Stored items from a collection:
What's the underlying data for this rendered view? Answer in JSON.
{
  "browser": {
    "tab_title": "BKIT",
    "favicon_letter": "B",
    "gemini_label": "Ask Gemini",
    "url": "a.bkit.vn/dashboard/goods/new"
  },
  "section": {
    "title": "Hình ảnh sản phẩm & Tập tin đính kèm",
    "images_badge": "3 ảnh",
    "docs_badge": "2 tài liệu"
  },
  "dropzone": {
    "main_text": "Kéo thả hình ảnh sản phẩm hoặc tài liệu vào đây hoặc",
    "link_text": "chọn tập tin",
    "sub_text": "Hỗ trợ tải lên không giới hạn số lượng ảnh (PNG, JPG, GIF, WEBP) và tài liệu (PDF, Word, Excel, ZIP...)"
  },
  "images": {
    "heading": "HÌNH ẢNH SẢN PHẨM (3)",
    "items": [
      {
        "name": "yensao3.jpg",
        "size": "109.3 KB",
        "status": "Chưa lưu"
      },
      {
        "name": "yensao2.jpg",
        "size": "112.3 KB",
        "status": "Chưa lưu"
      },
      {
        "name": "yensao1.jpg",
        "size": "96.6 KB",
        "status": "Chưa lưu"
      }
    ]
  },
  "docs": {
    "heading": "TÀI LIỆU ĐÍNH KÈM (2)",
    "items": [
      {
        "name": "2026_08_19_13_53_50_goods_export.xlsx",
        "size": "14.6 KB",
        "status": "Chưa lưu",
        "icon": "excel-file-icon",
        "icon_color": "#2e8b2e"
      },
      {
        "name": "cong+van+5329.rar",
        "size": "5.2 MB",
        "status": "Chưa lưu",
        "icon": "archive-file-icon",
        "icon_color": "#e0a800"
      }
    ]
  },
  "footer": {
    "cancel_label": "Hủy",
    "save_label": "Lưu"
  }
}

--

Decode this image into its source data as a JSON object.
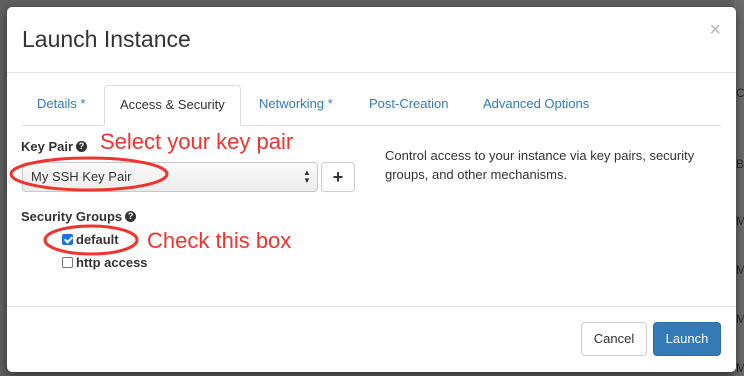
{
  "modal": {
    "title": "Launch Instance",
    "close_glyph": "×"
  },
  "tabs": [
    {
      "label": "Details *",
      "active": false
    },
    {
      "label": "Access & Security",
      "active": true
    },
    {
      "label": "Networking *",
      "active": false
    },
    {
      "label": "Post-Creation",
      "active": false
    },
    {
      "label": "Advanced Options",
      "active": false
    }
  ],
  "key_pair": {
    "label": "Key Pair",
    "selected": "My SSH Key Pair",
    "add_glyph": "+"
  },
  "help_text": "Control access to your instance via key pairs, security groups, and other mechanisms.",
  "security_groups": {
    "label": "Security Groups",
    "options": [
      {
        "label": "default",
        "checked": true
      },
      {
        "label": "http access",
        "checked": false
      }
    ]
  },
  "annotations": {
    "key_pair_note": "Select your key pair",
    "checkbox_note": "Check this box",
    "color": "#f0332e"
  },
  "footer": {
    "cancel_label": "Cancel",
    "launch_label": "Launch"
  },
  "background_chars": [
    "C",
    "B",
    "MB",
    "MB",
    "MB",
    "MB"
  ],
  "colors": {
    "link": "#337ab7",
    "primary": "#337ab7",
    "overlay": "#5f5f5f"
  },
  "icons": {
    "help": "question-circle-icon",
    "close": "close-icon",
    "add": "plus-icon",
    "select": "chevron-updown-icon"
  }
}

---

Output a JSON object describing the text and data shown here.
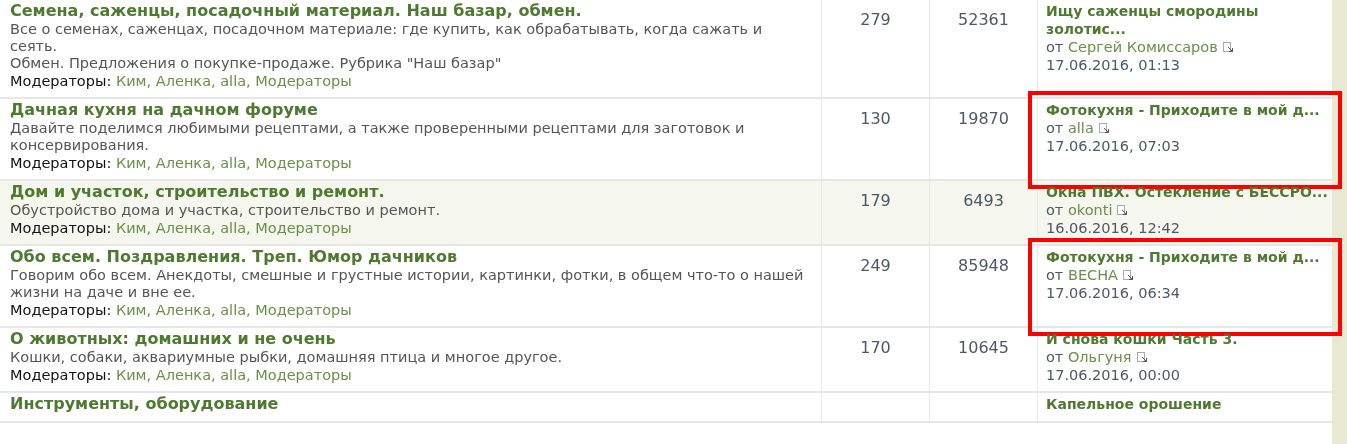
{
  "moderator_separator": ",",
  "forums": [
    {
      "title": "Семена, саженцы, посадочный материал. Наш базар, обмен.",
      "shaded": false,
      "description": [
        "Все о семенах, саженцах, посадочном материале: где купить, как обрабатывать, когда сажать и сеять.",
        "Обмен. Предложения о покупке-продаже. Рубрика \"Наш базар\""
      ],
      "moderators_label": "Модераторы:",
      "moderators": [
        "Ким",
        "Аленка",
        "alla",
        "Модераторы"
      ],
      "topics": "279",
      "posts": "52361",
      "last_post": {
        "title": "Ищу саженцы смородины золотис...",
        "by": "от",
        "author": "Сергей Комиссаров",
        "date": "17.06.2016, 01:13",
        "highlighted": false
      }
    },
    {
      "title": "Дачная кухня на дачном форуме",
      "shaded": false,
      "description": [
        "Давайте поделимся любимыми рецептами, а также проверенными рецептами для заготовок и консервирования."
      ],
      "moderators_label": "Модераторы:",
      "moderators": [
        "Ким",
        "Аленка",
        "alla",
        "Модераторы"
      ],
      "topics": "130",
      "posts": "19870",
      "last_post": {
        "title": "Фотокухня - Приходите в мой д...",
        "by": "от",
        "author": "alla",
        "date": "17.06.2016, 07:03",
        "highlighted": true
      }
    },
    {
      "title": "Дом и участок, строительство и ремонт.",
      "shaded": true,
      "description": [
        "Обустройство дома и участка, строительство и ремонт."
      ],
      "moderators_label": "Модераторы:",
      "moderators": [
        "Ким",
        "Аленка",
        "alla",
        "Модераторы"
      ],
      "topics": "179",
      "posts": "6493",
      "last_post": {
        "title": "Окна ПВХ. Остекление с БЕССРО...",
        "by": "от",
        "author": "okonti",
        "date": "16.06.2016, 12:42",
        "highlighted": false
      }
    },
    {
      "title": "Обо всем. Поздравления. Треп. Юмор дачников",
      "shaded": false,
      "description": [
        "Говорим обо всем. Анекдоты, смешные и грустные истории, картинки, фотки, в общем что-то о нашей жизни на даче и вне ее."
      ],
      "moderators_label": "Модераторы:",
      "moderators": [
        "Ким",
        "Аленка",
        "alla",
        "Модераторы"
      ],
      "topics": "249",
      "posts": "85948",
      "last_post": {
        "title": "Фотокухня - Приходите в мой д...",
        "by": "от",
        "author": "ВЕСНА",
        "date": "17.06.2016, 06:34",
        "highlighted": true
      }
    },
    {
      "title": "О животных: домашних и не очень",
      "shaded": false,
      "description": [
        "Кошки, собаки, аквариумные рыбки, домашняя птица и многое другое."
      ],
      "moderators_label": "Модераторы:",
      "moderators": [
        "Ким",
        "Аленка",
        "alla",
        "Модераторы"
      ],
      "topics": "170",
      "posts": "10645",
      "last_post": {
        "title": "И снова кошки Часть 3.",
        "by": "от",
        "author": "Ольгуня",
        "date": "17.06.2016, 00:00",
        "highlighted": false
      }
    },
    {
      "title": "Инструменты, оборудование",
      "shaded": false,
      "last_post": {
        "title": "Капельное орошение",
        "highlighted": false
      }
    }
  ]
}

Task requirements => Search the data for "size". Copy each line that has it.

Task solution =>
        "size": "109.3 KB",
        "size": "112.3 KB",
        "size": "96.6 KB",
        "size": "14.6 KB",
        "size": "5.2 MB",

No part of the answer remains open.